The Aquarius, a humanitarian rescue boat chartered by SOS MEDITERRANEE and operated in partnership with Médecins Sans Frontières (MSF), is heading towards the port of Catania in Italy with 105 people rescued at sea Sunday by a Spanish ship. After two long days of bureaucratic procrastination the Aquarius received authorization to transfer, and then later, the attribution of a place of safety by responsible maritime authorities.
Sunday, 105 people including women and children were rescued in the Mediterranean by the British-flagged Astral, a rescue boat of the NGO ProActiva OpenArms. Transhipment to a more suitable unit was required because of precarious conditions on board the Astral (a 30-meter sailboat).
The UKMRCC (Maritime Rescue Co-ordination Center) contacted the Aquarius at dawn on Monday, providing the coordinates of a rendezvous point with the Astral to assist, if necessary, the 105 people.
The Aquarius offered its availability to receive the 105 people rescued, but was required to obtain written authorization from a competent maritime authority before proceeding with the transhipment.
There followed long hours of diplomatic negotiations between the Italian and British authorities, while the hygiene and health conditions of the 105 shipwrecked were deteriorating aboard the Astral.
After a whole day of waiting, the Rome Italian MRCC finally unlocked the situation by granting the authorization to transfer the 105 people aboard the Aquarius on Monday night. Aboard the Aquarius, they were supported by the professional rescuers of SOS MEDITERRANEE and the medical team from MSF.

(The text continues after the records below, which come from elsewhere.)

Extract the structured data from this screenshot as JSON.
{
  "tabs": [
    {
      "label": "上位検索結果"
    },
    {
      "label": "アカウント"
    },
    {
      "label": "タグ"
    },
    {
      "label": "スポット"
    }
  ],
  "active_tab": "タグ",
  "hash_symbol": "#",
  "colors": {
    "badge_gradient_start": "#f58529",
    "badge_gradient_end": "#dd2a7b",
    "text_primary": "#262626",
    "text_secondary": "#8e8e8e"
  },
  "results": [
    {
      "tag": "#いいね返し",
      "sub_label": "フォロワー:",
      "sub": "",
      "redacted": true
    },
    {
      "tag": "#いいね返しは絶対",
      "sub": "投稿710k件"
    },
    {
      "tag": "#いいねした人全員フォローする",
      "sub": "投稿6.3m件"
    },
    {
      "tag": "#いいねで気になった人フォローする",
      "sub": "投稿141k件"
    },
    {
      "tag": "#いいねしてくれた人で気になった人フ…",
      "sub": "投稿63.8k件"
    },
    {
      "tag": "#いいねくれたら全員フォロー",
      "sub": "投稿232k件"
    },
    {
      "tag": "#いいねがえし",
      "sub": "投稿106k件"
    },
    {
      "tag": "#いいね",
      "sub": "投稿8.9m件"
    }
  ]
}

On Tuesday morning, Aquarius informed the Italian maritime authorities – that had authorized the transhipment the day before – of its intention to leave the rescue zone due to the imminent deterioration of weather conditions. At this time it therefore requested the indication of a “Place of safety” for the landing of the 105 rescued at sea. This was finally assigned late afternoon on Tuesday.
The Aquarius is now heading to the port of Catania (Sicily) for the landing of the 105 rescued people on Thursday morning at 8.00.
Interceptions by the Libyan coastguard
Among the 105 people on board the Aquarius are eight women and 34 minors, including six children under 13 years old. They are originally from nine different countries, including Bangladesh, Egypt, Eritrea and Sudan. Most have said they were escaping from Libya because of insecurity.
A 21-year-old Nigerian woman told a SOS MEDITERRANEE volunteer: “Last July, I tried the crossing, but the Libyans stopped us at sea, took us back to Libya and I was thrown again in prison, for five months and two weeks. In prison there was no toilet, little to eat, no clothes. We were mistreated, we were beaten. They even killed a Sudanese boy. And one day, someone came, paid for me to go out, but then I had to pay that money back. I decided to run away again. When we saw the rescue boat approaching Sunday, we were so scared that it was Libyans again.”
On Sunday, the Aquarius witnessed the interception by the Libyan coastguard of a rubber boat in international waters (24 nautical miles from the Libyan coast) east of Tripoli. SOS MEDITERRANEE volunteers observed with binoculars that several people were jumping into the water during the interception. After repeated calls offering assistance from our professional rescuers, the Libyan coastguard instead ordered the Aquarius to move away from the current operation.
“The current confusion in the coordination of rescues at sea that we are witnessing is the result of the implementation of the European policy endorsed by the Malta Declaration signed in February 2017. The result is in front of our eyes: a decline in the arrivals of people alive in Italy, but an increase in the number of deaths; a decrease in the number of rescues operated by humanitarian rescue boats, but an increase in insecurity at sea due to unclear transfers of responsibility to the Libyan authorities”, said Frédéric Penard, Director of Operations at SOS MEDITERRANEE.
“In the light of the shameful and unacceptable treatment of these 105, SOS MEDITERRANEE on this 9th of May, Europe Day, calls on European officials to urgently review their direction. We urge them to give top priority to the rescue and protection of human life at sea, following the founding principles of solidarity and humanity of the European Union,” Penard added.
For immediate release. Photos credits: Anthony Jean / SOS MEDITERRANEE.
For further information please contact:
International: Mathilde Auvillain / firstname.lastname@example.org
France: Laura Garel / email@example.com
Germany: Jana Ciernioch / firstname.lastname@example.org
Italy: Barbara Amodeo / email@example.com
Switzerland: Julie Melichar / firstname.lastname@example.org